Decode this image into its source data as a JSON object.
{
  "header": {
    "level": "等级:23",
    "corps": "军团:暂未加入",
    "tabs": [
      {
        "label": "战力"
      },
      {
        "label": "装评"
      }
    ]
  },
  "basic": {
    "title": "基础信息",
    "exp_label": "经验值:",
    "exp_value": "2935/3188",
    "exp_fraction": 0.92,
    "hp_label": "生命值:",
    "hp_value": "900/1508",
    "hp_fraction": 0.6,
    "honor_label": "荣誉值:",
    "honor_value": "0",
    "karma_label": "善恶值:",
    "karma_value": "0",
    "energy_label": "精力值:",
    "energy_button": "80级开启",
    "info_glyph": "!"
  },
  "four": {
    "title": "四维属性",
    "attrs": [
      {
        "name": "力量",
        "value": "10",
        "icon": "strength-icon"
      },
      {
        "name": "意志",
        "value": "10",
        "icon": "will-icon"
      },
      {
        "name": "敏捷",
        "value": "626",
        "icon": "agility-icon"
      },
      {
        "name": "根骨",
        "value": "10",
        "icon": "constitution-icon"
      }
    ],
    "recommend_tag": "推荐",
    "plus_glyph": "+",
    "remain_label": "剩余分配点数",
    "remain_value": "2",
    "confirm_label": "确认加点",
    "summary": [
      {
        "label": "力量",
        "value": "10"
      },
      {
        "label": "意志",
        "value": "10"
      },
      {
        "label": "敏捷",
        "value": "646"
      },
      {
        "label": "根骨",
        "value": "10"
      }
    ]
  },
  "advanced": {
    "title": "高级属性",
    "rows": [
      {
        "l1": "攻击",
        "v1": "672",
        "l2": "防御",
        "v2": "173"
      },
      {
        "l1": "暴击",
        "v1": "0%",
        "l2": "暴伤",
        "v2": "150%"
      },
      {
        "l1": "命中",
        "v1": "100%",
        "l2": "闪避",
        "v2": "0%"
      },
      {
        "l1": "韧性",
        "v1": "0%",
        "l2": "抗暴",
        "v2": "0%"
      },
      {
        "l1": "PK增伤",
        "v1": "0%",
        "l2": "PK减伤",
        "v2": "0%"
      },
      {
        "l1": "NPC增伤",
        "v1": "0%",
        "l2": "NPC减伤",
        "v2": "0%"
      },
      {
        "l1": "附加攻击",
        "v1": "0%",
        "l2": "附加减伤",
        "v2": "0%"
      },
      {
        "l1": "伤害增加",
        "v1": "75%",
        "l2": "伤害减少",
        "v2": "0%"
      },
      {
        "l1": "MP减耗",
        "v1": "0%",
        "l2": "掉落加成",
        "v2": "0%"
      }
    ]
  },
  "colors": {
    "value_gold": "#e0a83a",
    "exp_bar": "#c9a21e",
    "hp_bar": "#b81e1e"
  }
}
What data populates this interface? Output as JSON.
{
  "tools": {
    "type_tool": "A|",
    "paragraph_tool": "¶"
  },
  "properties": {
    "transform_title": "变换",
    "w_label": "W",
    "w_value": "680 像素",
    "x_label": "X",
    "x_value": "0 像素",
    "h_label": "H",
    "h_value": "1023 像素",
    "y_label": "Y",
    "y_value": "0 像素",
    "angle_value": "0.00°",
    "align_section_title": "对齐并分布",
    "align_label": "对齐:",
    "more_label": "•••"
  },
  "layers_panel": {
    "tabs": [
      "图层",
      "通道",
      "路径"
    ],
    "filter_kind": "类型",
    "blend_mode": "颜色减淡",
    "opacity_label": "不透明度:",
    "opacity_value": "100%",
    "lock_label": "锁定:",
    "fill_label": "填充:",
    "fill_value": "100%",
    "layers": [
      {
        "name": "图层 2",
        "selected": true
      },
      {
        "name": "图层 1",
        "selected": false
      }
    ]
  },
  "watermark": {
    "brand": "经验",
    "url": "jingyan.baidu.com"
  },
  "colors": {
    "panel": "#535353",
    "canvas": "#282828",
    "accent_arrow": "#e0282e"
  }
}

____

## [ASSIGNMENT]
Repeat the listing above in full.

## [RESULT BELOW]
Decode this image into its source data as a JSON object.
{
  "header": {
    "level": "等级:23",
    "corps": "军团:暂未加入",
    "tabs": [
      {
        "label": "战力"
      },
      {
        "label": "装评"
      }
    ]
  },
  "basic": {
    "title": "基础信息",
    "exp_label": "经验值:",
    "exp_value": "2935/3188",
    "exp_fraction": 0.92,
    "hp_label": "生命值:",
    "hp_value": "900/1508",
    "hp_fraction": 0.6,
    "honor_label": "荣誉值:",
    "honor_value": "0",
    "karma_label": "善恶值:",
    "karma_value": "0",
    "energy_label": "精力值:",
    "energy_button": "80级开启",
    "info_glyph": "!"
  },
  "four": {
    "title": "四维属性",
    "attrs": [
      {
        "name": "力量",
        "value": "10",
        "icon": "strength-icon"
      },
      {
        "name": "意志",
        "value": "10",
        "icon": "will-icon"
      },
      {
        "name": "敏捷",
        "value": "626",
        "icon": "agility-icon"
      },
      {
        "name": "根骨",
        "value": "10",
        "icon": "constitution-icon"
      }
    ],
    "recommend_tag": "推荐",
    "plus_glyph": "+",
    "remain_label": "剩余分配点数",
    "remain_value": "2",
    "confirm_label": "确认加点",
    "summary": [
      {
        "label": "力量",
        "value": "10"
      },
      {
        "label": "意志",
        "value": "10"
      },
      {
        "label": "敏捷",
        "value": "646"
      },
      {
        "label": "根骨",
        "value": "10"
      }
    ]
  },
  "advanced": {
    "title": "高级属性",
    "rows": [
      {
        "l1": "攻击",
        "v1": "672",
        "l2": "防御",
        "v2": "173"
      },
      {
        "l1": "暴击",
        "v1": "0%",
        "l2": "暴伤",
        "v2": "150%"
      },
      {
        "l1": "命中",
        "v1": "100%",
        "l2": "闪避",
        "v2": "0%"
      },
      {
        "l1": "韧性",
        "v1": "0%",
        "l2": "抗暴",
        "v2": "0%"
      },
      {
        "l1": "PK增伤",
        "v1": "0%",
        "l2": "PK减伤",
        "v2": "0%"
      },
      {
        "l1": "NPC增伤",
        "v1": "0%",
        "l2": "NPC减伤",
        "v2": "0%"
      },
      {
        "l1": "附加攻击",
        "v1": "0%",
        "l2": "附加减伤",
        "v2": "0%"
      },
      {
        "l1": "伤害增加",
        "v1": "75%",
        "l2": "伤害减少",
        "v2": "0%"
      },
      {
        "l1": "MP减耗",
        "v1": "0%",
        "l2": "掉落加成",
        "v2": "0%"
      }
    ]
  },
  "colors": {
    "value_gold": "#e0a83a",
    "exp_bar": "#c9a21e",
    "hp_bar": "#b81e1e"
  }
}
What data populates this interface? Output as JSON.
{
  "tools": {
    "type_tool": "A|",
    "paragraph_tool": "¶"
  },
  "properties": {
    "transform_title": "变换",
    "w_label": "W",
    "w_value": "680 像素",
    "x_label": "X",
    "x_value": "0 像素",
    "h_label": "H",
    "h_value": "1023 像素",
    "y_label": "Y",
    "y_value": "0 像素",
    "angle_value": "0.00°",
    "align_section_title": "对齐并分布",
    "align_label": "对齐:",
    "more_label": "•••"
  },
  "layers_panel": {
    "tabs": [
      "图层",
      "通道",
      "路径"
    ],
    "filter_kind": "类型",
    "blend_mode": "颜色减淡",
    "opacity_label": "不透明度:",
    "opacity_value": "100%",
    "lock_label": "锁定:",
    "fill_label": "填充:",
    "fill_value": "100%",
    "layers": [
      {
        "name": "图层 2",
        "selected": true
      },
      {
        "name": "图层 1",
        "selected": false
      }
    ]
  },
  "watermark": {
    "brand": "经验",
    "url": "jingyan.baidu.com"
  },
  "colors": {
    "panel": "#535353",
    "canvas": "#282828",
    "accent_arrow": "#e0282e"
  }
}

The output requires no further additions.